The head of Aerolinas Argieland has stated he is not worried about having the planes taken off them because the international ones are leased!Jun 20th, 2014 - 08:04 pm - Link - Report abuse 0
Their crap planes, which they own, will only fly within friendly borders. I wonder where they are?
Nonsense from the article: the Obama administration and the International Monetary Fund argue otherwise; according to them, a victory for the hedge funds creates a dangerous precedent for future sovereign debt crises.Jun 20th, 2014 - 08:22 pm - Link - Report abuse 0
Then they are more than 9 years behind reality.
Collective action clauses – which effectively eliminate the possibility of “holdout” litigation – have been included in 99% of the aggregate value of New York-law bonds issued since January 2005, including Argentina’s 2005 and 2010 Exchange Bonds. Only 5 of 211 issuances under New York law during that period did not include collective action clauses, and all of those issuances came from a single nation, Jamaica. http://dealbreaker.com/2012/10/elliott-associates-winning-battles-against-argentina-on-land-and-sea/

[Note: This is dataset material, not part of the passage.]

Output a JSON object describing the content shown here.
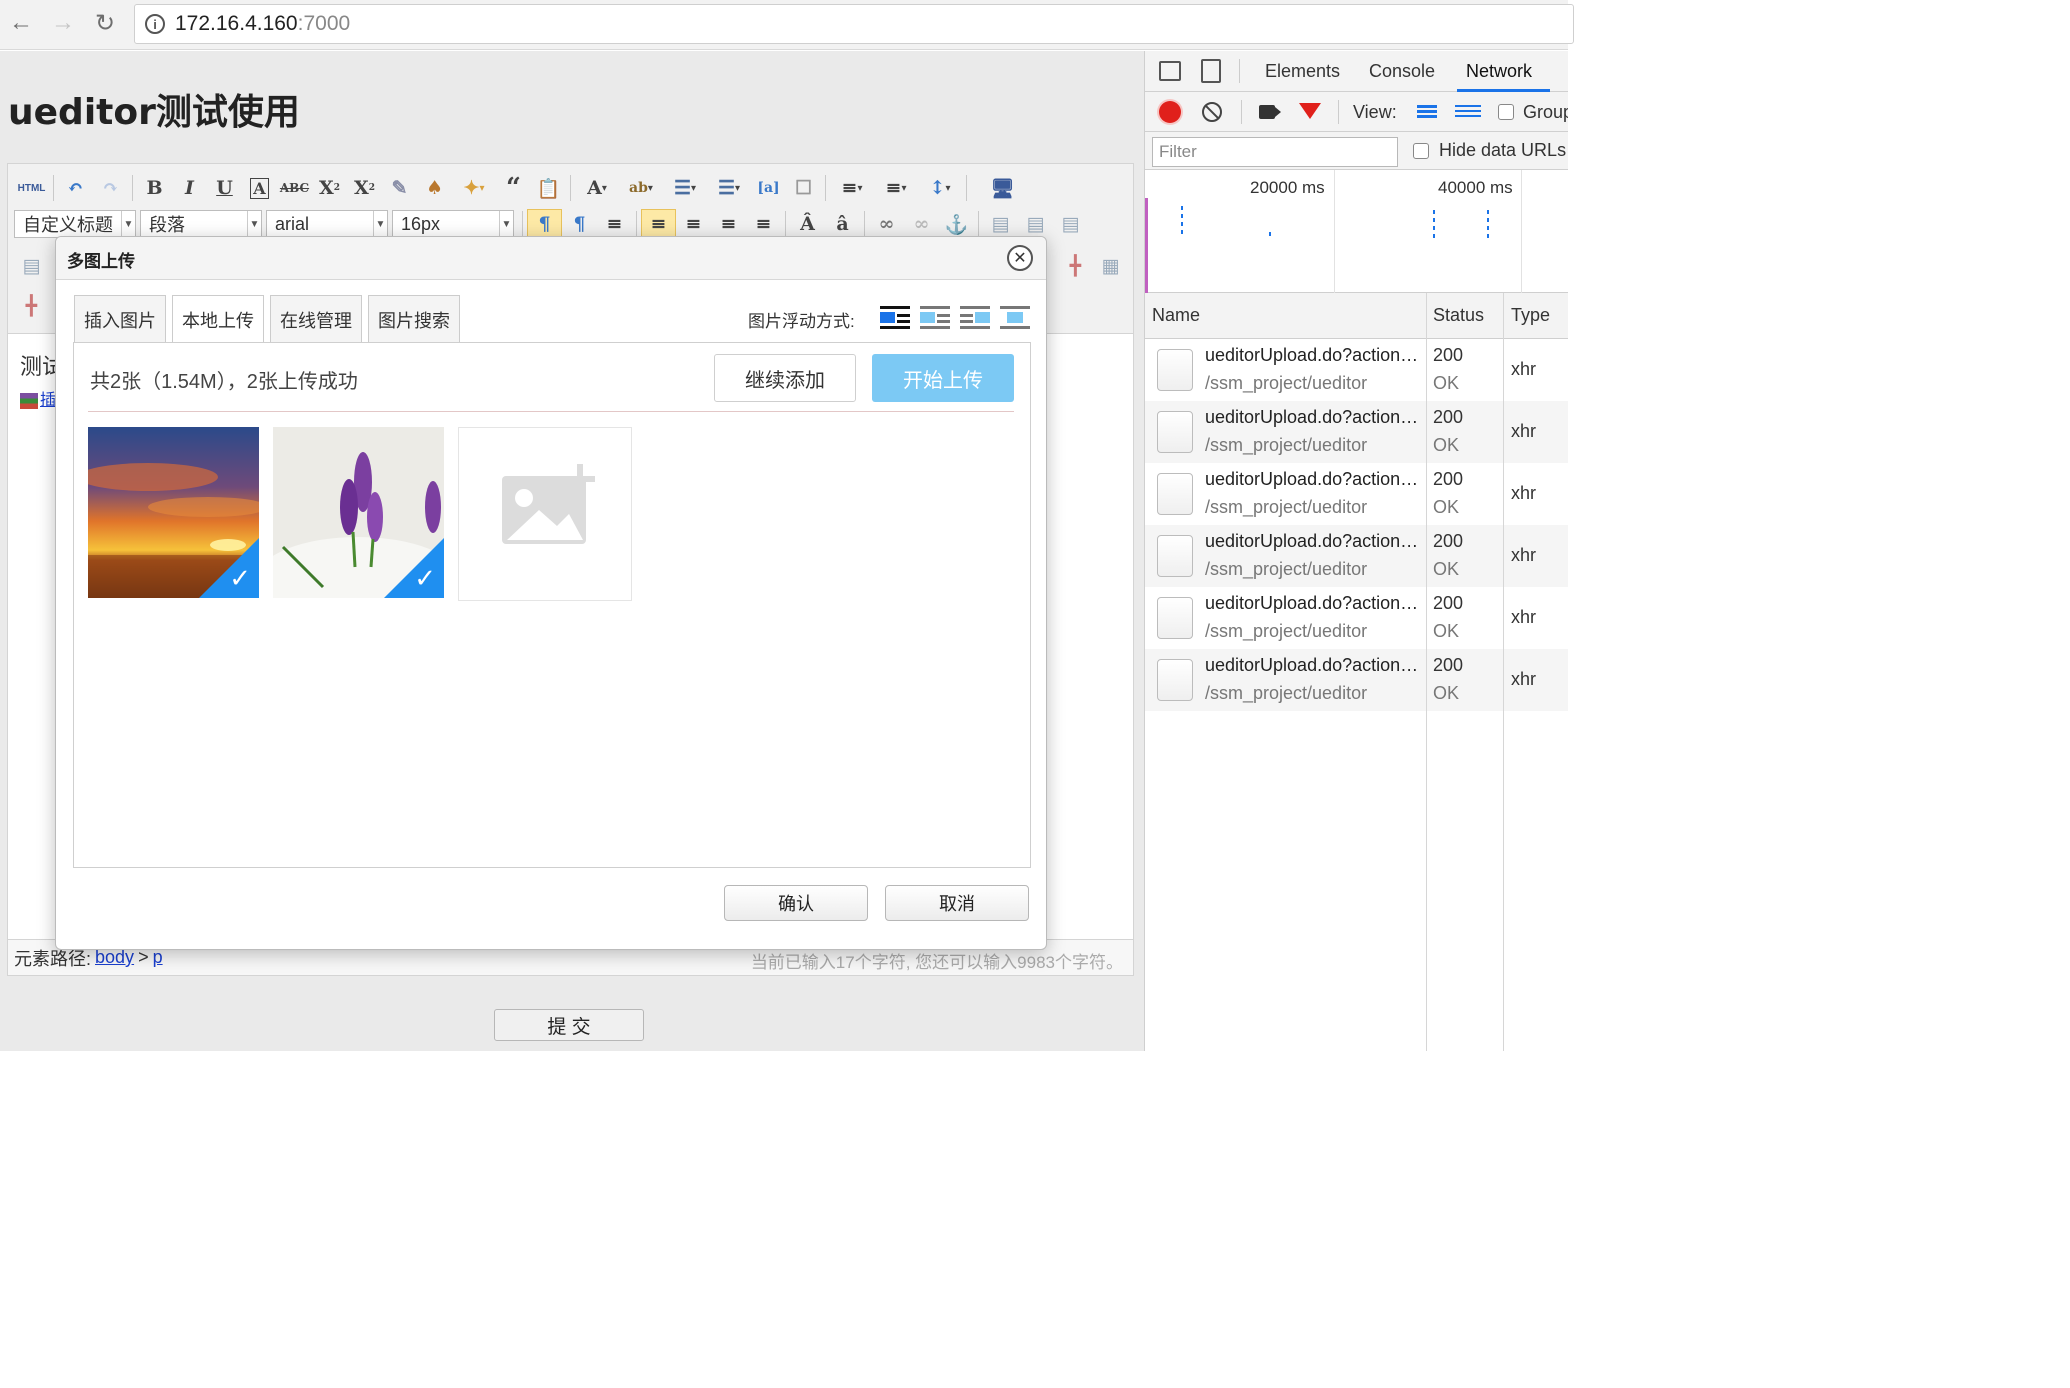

This sort of thing, in nearly every country (not just Argentina), is fueled by greed and stupidity on both sides; the governments that borrow to buy public support, to keep themselves in power (knowing there is no possibility of repaying it), and those who buy the debt (also knowing the country's inability to pay), assuming that someone will bail them out and they can make some money anyway.Jun 21st, 2014 - 05:09 am - Link - Report abuse 0
The proper solution to this problem would be for both sides to lose (and the public, that ultimately pays for it all, win), by the creditors not getting their money back, and the government being forced to live within its means, because no one will loan it more money.
#9Jun 21st, 2014 - 10:09 pm - Link - Report abuse 0
Argentina was always a high risk
Some you win some you lose.
I wonder if Argentina will survive as one nation after the next default ??Jun 22nd, 2014 - 02:45 pm - Link - Report abuse 0
12. They should sell Mendoza to Chile.Jun 22nd, 2014 - 05:21 pm - Link - Report abuse 0
9 Bisley....Even if no one were to lend the governments more money, this , at least for the short / medium term, would not be a problem, as they would simply resort to printing what they needed... and it would only catch up with them when the resulting inflation bit them in the ass.Jun 22nd, 2014 - 08:14 pm - Link - Report abuse 0
13 Jack Bauer (#)Jun 23rd, 2014 - 05:07 am - Link - Report abuse 0
Without borrowing, and spending continued at the same level, it wouldn't take long at all to push inflation to Zimbabwe-like heights, and bring it all down. Another good argument for returning to gold and silver money, so that the politicians and bankers can't steal from us by creating whatever they want, whenever they like.
@14 Bisley,Jun 23rd, 2014 - 03:02 pm - Link - Report abuse 0
Agree. Going back to currency backed by gold reserves, and limit printing to whatever 'riches' the country produced, would guarantee the value of the paper currency and oblige governments to balance their budgets. But as it is, printing has become the solution, making everybody - except those in government (who steal) - poorer.